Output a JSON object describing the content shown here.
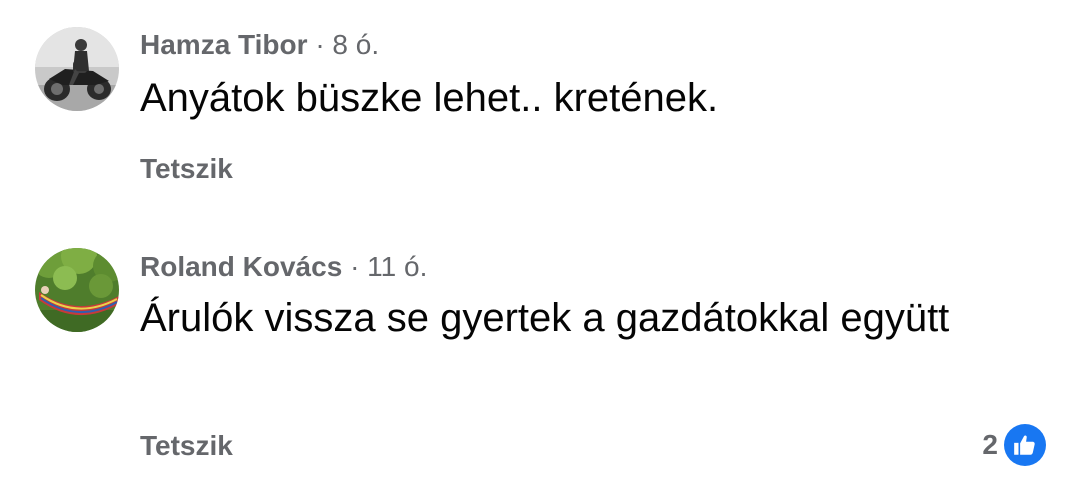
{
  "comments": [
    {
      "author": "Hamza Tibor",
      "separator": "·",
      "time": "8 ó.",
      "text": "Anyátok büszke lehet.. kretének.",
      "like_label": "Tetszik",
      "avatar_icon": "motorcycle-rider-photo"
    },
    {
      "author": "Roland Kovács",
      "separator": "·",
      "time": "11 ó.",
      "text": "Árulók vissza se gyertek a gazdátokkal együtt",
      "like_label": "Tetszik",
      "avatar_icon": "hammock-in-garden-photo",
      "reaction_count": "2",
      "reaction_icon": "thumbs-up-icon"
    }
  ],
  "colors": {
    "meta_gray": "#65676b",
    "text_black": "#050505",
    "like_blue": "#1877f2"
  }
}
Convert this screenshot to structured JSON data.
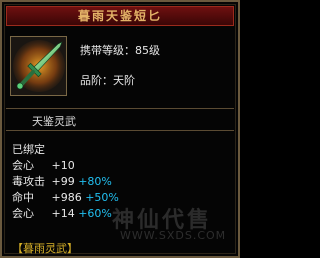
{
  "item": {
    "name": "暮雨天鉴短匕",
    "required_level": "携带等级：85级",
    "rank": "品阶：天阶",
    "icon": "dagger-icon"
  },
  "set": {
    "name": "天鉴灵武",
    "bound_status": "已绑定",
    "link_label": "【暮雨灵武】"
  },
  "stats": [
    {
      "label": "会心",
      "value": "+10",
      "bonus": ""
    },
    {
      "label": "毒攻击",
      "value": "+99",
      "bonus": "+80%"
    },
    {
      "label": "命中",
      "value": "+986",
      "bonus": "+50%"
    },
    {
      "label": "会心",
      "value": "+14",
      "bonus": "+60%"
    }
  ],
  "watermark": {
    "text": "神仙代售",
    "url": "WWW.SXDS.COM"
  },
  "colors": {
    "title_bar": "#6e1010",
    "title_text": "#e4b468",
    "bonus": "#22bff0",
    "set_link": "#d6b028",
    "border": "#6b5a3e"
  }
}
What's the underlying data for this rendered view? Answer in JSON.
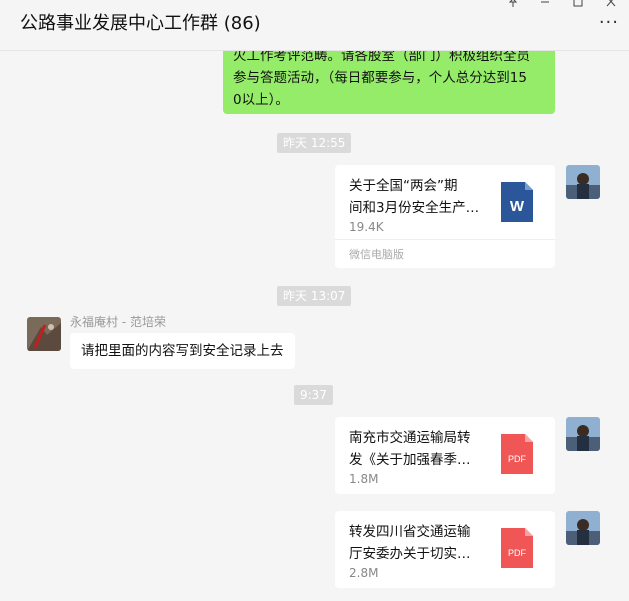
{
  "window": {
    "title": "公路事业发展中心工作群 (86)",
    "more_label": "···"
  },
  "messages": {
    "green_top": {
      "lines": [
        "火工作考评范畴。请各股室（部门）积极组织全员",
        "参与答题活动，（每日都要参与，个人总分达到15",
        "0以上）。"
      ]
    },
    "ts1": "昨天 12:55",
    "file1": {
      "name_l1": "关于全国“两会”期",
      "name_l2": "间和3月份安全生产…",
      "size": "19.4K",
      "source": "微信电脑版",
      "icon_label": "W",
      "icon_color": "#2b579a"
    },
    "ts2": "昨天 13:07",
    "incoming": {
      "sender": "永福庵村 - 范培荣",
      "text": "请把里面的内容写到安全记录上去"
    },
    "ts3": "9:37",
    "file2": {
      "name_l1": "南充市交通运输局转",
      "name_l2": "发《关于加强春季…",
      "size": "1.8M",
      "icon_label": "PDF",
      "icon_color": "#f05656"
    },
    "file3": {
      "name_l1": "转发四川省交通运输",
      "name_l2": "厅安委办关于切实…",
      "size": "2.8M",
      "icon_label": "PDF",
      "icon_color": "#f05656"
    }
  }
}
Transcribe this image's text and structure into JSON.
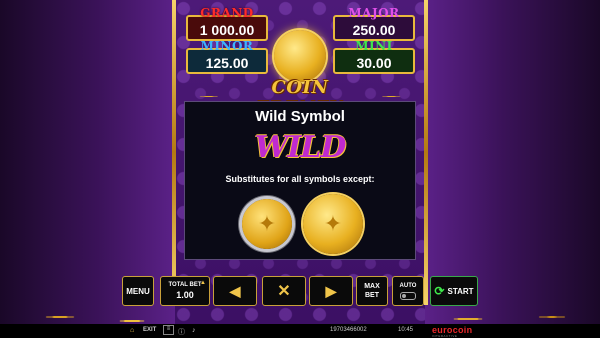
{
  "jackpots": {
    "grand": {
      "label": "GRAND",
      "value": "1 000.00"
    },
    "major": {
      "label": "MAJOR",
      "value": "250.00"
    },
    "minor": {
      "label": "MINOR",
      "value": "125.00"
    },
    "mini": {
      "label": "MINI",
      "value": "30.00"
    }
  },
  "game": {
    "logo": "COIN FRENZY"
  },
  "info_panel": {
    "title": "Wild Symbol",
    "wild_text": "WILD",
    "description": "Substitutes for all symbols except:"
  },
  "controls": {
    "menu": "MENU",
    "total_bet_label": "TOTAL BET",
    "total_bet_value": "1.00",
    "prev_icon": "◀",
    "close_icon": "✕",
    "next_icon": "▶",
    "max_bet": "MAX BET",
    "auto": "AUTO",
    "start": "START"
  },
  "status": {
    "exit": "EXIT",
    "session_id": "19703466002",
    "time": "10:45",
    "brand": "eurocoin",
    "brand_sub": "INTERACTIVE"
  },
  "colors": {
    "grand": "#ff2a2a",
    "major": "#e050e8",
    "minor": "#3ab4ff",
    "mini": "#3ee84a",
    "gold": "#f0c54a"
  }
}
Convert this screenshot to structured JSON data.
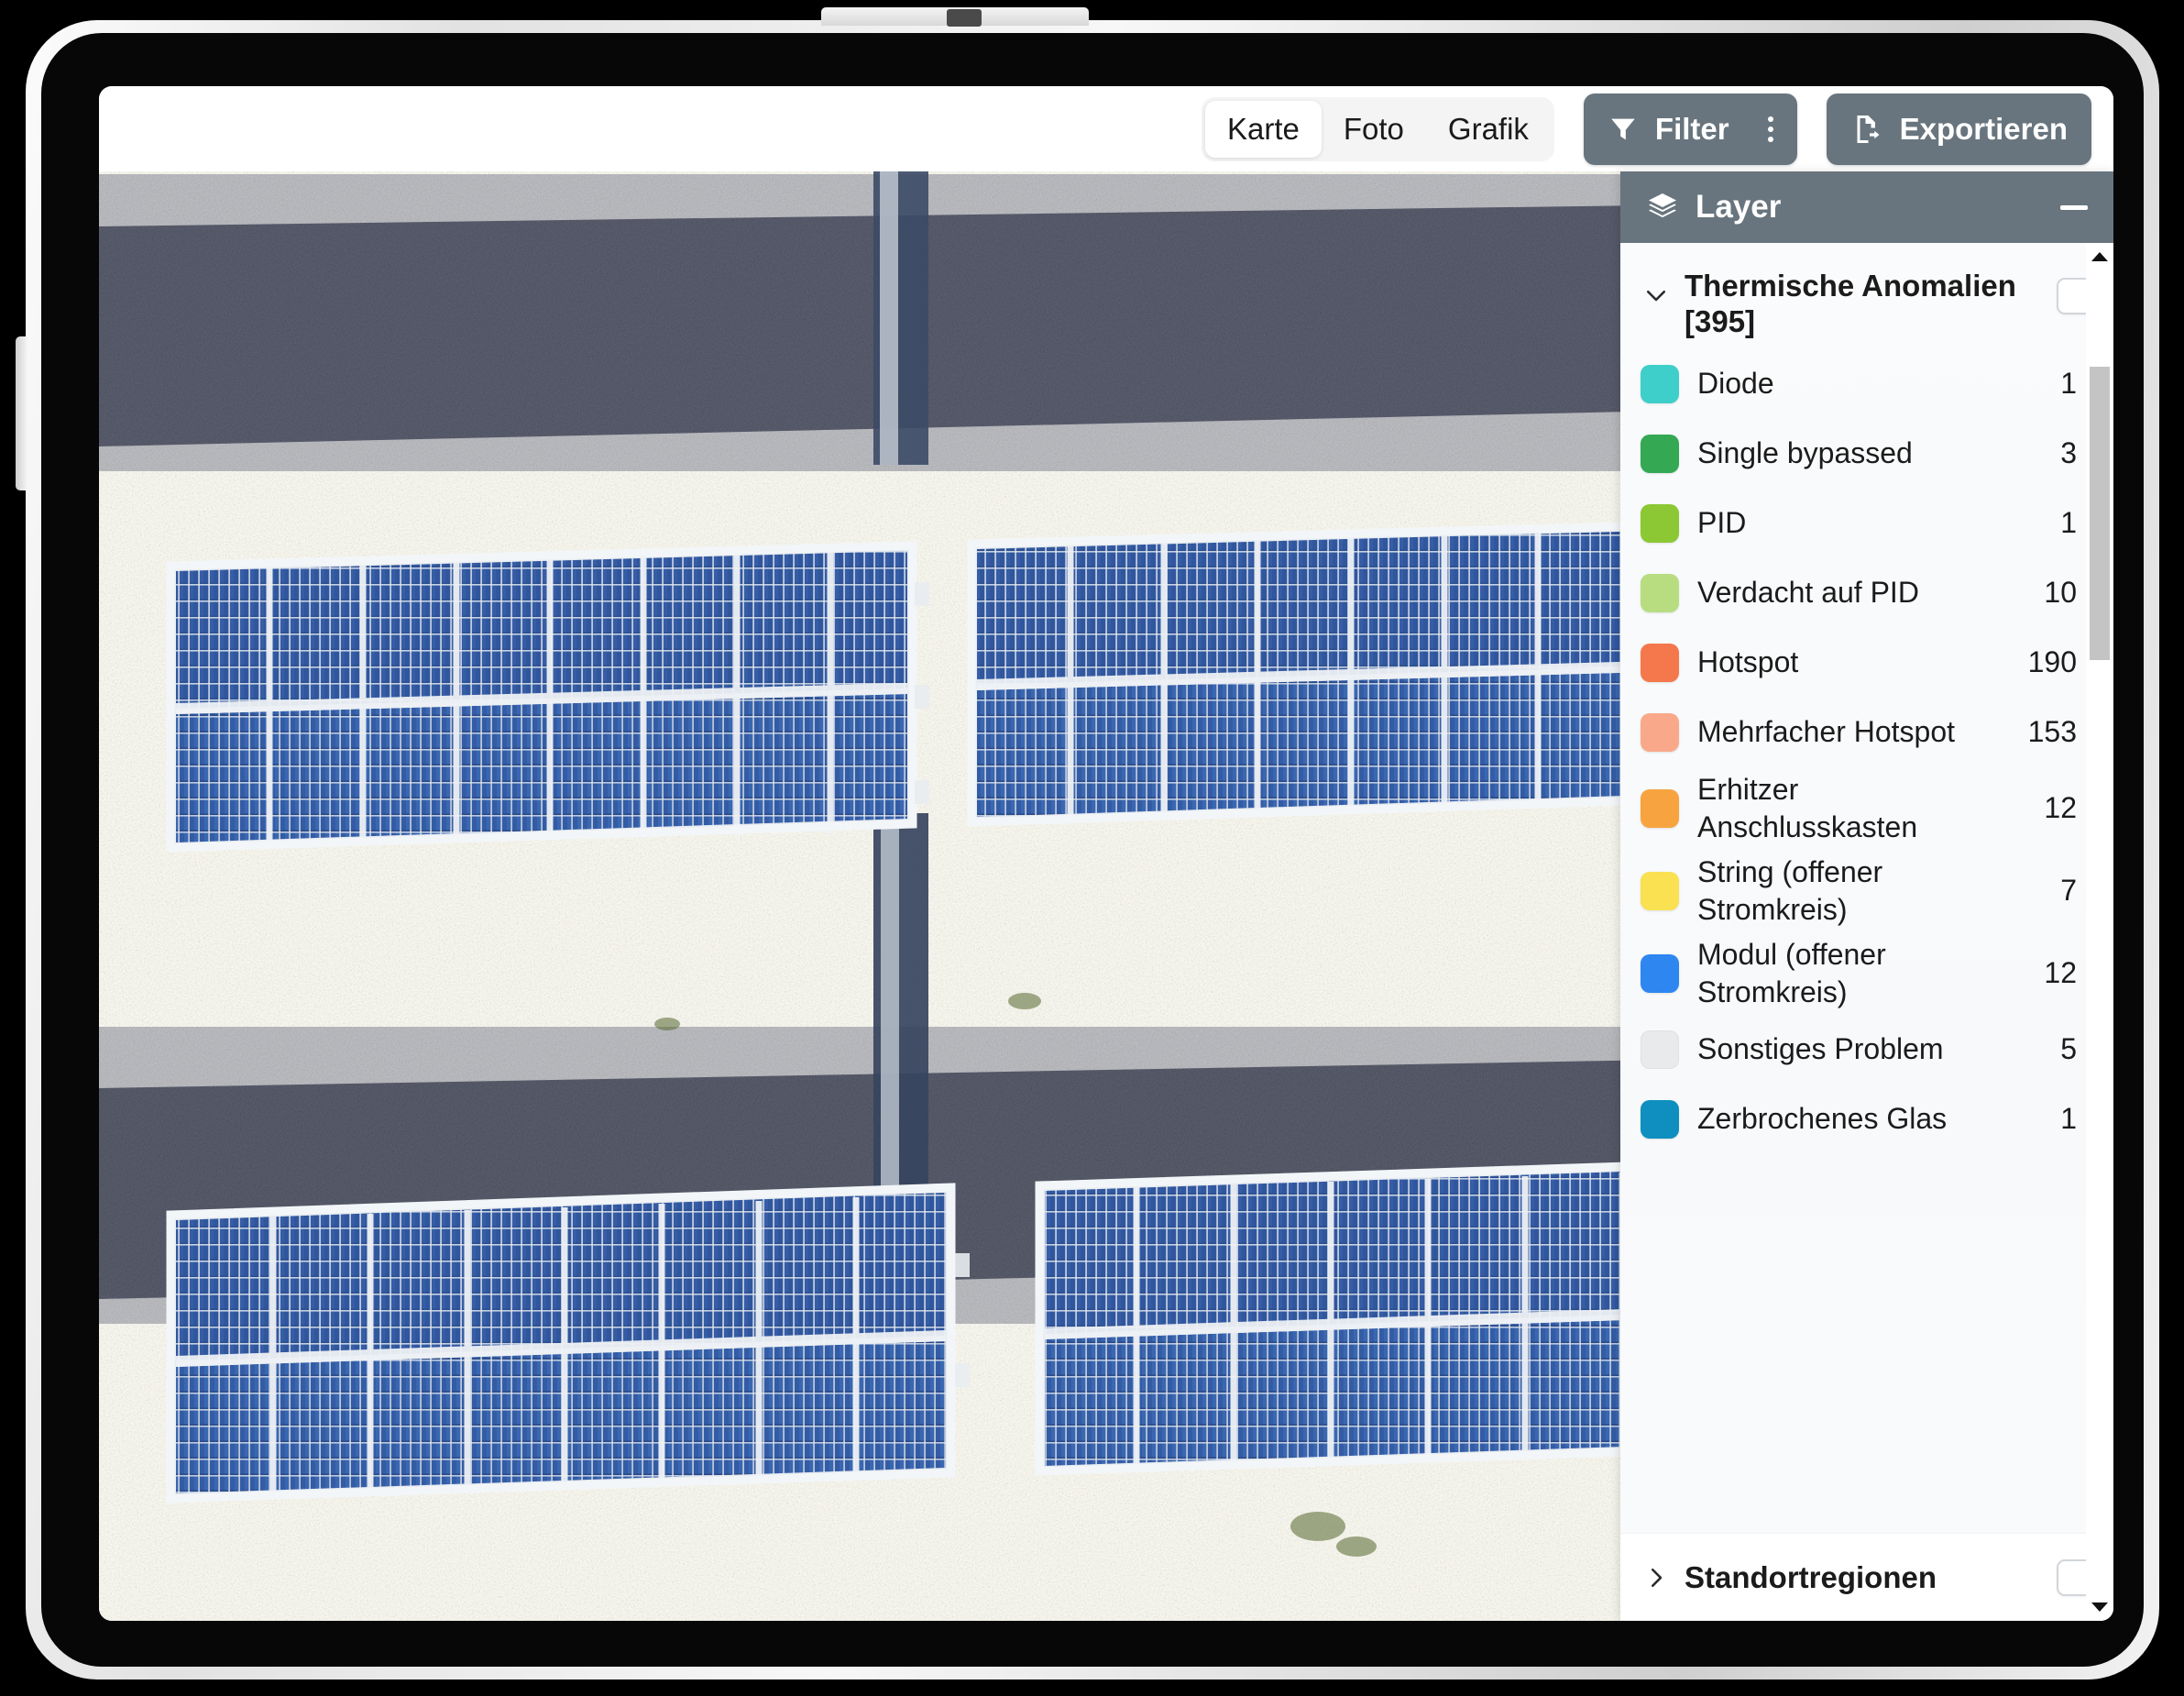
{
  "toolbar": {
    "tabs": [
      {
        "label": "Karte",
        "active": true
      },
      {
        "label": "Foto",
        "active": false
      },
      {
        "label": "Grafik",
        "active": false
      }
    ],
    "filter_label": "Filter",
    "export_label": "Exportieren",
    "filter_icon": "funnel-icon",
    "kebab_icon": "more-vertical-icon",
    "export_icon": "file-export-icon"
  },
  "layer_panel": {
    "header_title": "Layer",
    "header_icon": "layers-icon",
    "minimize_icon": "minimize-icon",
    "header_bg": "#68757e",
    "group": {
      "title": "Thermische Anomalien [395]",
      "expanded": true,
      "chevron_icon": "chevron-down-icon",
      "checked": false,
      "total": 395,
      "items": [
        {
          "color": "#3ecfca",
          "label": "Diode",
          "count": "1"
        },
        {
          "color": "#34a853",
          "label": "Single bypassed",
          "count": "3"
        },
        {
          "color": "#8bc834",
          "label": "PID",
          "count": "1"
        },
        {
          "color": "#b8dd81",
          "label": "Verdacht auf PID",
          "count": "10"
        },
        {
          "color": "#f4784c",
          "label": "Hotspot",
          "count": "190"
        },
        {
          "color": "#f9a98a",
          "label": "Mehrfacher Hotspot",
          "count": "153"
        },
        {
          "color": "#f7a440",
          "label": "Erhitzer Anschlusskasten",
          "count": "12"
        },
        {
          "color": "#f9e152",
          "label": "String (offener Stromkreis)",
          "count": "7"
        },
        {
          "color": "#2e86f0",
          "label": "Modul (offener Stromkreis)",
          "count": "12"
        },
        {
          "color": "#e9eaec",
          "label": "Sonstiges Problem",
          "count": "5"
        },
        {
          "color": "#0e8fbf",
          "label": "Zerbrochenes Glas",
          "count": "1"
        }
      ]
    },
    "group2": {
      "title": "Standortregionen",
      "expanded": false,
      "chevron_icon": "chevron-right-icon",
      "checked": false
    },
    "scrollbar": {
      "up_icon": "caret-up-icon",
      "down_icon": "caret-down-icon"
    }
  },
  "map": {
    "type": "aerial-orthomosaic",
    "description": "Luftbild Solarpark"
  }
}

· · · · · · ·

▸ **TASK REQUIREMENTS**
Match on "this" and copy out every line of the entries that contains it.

▸ **TASK ANSWER**
Convert this screenshot to structured JSON data.
What's the underlying data for this rendered view? Answer in JSON.
Transcribe this image's text and structure into JSON.
Convert this screenshot to structured JSON data.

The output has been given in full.